# [REQUIREMENT]
Show all the lines in the data below that include the word "usage".

--- MATERIAL SUPPLIED ---

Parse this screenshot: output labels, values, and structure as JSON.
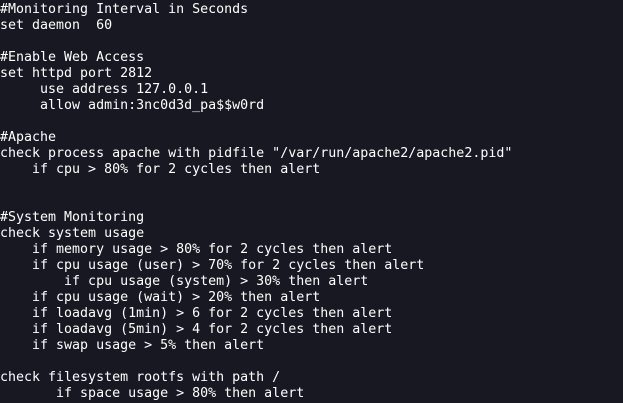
{
  "terminal": {
    "lines": [
      "#Monitoring Interval in Seconds",
      "set daemon  60",
      "",
      "#Enable Web Access",
      "set httpd port 2812",
      "     use address 127.0.0.1",
      "     allow admin:3nc0d3d_pa$$w0rd",
      "",
      "#Apache",
      "check process apache with pidfile \"/var/run/apache2/apache2.pid\"",
      "    if cpu > 80% for 2 cycles then alert",
      "",
      "",
      "#System Monitoring",
      "check system usage",
      "    if memory usage > 80% for 2 cycles then alert",
      "    if cpu usage (user) > 70% for 2 cycles then alert",
      "        if cpu usage (system) > 30% then alert",
      "    if cpu usage (wait) > 20% then alert",
      "    if loadavg (1min) > 6 for 2 cycles then alert",
      "    if loadavg (5min) > 4 for 2 cycles then alert",
      "    if swap usage > 5% then alert",
      "",
      "check filesystem rootfs with path /",
      "       if space usage > 80% then alert"
    ]
  }
}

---

# [YOUR RESPONSE]
      "check system usage",
      "    if memory usage > 80% for 2 cycles then alert",
      "    if cpu usage (user) > 70% for 2 cycles then alert",
      "        if cpu usage (system) > 30% then alert",
      "    if cpu usage (wait) > 20% then alert",
      "    if swap usage > 5% then alert",
      "       if space usage > 80% then alert"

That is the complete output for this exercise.